(… as we say in the north. Bairn = child, nowt = nothing. In the south, we say, if you don’t ask, you don’t get. Which has the obvious advantage of not requiring translation, but lacks a certain gutteral poetry.)
On Saturday, I wrote about what happened when I got the letter from the hospital about the appointment I’d missed. It tapped straight into my guilt-centre (wasting precious NHS resources) and my horror of being late, so I didn’t really question it.
Until I read this comment on Facebook from my friend Becky, who is a GP, medical consultant on my novel, and all-round lovely person:
I hear this ALL the time from patients. It drives me crazy. I don’t believe so many letters are “lost in the post”, I think its hospital admin error. Don’t accept a 4 month wait Stephanie, phone on Monday, speak to the consultants secretary and say you are not happy and want to be seen sooner. If she does not help, see your GP and get them to write or phone. They always magic an appointment from somewhere if you put on even a little bit of pressure (although it makes me mad that you have to) x
Which was soon echoed by the comments on the blog post. (Thank you, Rachel, Debby and Gaynor.)
So, I wrote this email, to someone at the hospital who I hoped would be able to help me. (I’ve taken names out.)
Hello. I hope you can help me.
On 7 March I came in for a routine mammogram – I was diagnosed with breast cancer in late 2008 at St George’s Hospital in Tooting, was treated there, and am now in the ‘watchful waiting’ stage – and assumed it was in advance of my appointment with Mr *, on 19th March. I was then surprised to receive a letter stating I had missed an appointment on 6 March with Mr * and a further appointment has been made for me on 24th July. Puzzled, I called the appointment line and was told that the appointment from 189th March had been moved to 6 March – something I didn’t get notification of.

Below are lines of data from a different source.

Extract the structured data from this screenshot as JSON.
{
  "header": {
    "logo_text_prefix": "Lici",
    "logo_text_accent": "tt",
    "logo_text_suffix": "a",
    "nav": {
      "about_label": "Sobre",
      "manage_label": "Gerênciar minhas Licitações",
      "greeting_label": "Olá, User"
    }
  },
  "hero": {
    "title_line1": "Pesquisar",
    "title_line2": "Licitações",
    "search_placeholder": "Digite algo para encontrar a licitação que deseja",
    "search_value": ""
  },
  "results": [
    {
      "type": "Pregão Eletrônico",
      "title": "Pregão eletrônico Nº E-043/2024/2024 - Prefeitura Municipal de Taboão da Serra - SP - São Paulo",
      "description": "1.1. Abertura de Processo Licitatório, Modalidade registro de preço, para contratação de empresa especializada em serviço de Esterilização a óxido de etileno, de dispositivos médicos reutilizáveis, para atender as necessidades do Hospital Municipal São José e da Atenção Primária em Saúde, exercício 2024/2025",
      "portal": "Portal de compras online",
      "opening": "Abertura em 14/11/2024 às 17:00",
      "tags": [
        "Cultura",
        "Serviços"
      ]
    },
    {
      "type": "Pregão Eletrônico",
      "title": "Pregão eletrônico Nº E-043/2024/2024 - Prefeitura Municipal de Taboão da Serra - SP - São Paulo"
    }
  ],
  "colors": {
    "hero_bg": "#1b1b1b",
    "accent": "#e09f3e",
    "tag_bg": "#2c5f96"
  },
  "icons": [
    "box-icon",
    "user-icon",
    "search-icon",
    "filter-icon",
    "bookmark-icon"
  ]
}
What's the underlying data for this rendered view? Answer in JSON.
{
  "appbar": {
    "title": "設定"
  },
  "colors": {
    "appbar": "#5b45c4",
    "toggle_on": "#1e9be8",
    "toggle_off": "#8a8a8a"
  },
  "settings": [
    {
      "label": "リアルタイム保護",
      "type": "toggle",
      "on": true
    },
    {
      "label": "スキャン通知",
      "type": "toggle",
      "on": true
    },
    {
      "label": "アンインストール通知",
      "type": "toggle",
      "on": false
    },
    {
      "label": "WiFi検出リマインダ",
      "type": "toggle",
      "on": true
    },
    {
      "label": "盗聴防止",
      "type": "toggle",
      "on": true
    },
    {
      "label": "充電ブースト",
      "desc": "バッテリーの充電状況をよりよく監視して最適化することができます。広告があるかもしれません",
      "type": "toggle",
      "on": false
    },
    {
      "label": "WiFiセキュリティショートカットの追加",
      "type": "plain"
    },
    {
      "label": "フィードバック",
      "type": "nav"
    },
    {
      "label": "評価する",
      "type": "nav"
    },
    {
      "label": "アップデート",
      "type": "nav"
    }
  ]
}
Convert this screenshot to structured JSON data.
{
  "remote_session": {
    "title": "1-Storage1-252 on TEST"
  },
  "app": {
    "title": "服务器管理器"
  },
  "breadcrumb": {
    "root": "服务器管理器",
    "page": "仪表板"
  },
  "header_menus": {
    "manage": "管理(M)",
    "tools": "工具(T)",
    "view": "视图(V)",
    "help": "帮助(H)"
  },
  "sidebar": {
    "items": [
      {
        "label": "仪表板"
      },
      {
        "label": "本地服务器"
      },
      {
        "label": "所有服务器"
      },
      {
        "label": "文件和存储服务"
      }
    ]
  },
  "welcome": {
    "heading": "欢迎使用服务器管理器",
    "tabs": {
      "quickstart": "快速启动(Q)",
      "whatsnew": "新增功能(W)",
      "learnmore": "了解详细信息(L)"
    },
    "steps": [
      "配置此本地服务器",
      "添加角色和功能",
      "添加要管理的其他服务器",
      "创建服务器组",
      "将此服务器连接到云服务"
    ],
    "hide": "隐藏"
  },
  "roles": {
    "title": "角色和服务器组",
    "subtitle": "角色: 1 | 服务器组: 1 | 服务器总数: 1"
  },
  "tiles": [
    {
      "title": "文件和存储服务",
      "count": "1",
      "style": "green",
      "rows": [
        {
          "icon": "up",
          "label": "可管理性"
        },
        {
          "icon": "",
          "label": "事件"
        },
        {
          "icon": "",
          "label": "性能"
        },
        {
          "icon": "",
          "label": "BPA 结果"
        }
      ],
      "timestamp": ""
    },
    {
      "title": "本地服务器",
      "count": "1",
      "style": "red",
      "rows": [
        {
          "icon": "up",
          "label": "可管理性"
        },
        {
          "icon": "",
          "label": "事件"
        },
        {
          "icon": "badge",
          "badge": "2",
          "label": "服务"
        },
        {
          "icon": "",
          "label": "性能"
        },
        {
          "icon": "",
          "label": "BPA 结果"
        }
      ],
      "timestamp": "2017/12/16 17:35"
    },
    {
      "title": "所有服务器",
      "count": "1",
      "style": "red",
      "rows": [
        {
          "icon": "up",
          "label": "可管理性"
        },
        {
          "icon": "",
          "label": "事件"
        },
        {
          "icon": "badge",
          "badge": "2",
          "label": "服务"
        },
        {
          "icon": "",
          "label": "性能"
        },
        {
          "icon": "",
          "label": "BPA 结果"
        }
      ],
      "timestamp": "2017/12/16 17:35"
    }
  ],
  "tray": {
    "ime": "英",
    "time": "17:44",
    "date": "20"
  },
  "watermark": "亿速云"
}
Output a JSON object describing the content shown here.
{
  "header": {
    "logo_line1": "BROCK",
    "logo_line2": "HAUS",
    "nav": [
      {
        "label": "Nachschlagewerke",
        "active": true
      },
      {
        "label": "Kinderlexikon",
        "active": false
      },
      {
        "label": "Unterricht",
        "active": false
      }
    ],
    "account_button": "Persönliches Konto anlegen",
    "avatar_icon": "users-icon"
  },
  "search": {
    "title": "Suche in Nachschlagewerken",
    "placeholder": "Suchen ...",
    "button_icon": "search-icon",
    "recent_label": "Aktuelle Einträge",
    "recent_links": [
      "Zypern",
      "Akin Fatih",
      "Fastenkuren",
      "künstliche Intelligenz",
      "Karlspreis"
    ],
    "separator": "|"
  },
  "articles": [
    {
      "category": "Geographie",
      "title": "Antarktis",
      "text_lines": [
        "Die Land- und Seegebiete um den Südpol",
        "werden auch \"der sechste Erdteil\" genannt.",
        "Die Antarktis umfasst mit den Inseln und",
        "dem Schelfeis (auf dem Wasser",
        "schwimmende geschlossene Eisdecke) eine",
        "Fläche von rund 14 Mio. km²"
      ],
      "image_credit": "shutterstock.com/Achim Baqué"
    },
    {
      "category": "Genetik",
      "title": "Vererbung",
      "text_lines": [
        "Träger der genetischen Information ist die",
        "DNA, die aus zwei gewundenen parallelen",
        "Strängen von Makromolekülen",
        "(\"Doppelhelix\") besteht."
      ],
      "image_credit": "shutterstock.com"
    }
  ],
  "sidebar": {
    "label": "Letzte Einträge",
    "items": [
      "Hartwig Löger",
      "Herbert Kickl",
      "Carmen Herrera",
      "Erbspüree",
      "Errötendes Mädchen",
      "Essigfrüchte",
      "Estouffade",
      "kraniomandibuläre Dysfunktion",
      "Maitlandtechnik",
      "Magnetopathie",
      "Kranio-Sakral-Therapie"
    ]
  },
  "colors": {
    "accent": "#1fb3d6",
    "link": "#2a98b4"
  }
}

Although I know that, in theory, if anything untoward appears on the mammogram results, someone will get in touch with me, I’m not very happy to have to ‘wait and see’ with the only end date in sight in July. Also, one letter to me – the change in appointment – has already gone astray, and I would hate for another, more important, one, to do the same.
Is there another way for me to get the results of the mammogram, or confirmation that there’s no sign of a cancer appearing, before the end of July? I am quite happy to discuss results over the telephone, or to come in to clinic.
I’m sure you appreciate that this is a sensitive issue and I’d appreciate your advice on the best way to proceed.
Within an hour, I had this reply:
You will get a letter after your mammograms have been read by the radiologists – either saying all is ok or you will be given a much earlier outpatient appt to come back to. We don’t wait for out patient appointments to tell people their mammogram results – so I hope that reassures you. I have checked on the system and the results are not yet available – I would expect you to know your result within 3 weeks of the mammogram being done.
Please let me know if I can be of any further help!
Which prompted this from me:
Thank you so much for this – it’s just what I needed to know.
You know where to come if you have any problems!
So, within 3 weeks I will have the results of my mammogram. Which, it turns out, would always have happened – but now I know what the process will be. And when I am standing in my hallway with the letter in my hand, I’ll know that there’s no reason why it shouldn’t be good news, instead of thinking, well, here’s a letter from the hospital, ahead of my July appointment, and feeling the doom-clouds congregate in my heart. This is no small thing, my friends.
Today’s lesson, then, for you to learn along with me (although if many of you hadn’t already known it, I wouldn’t have learned it in my turn): don’t just accept something that doesn’t feel right. Ask. You don’t have to be horrible or difficult or angry about it. Asking doesn’t make you a bad patient or a time waster. You’re allowed to seek clarification. And once you have, you might sleep a bit more easily.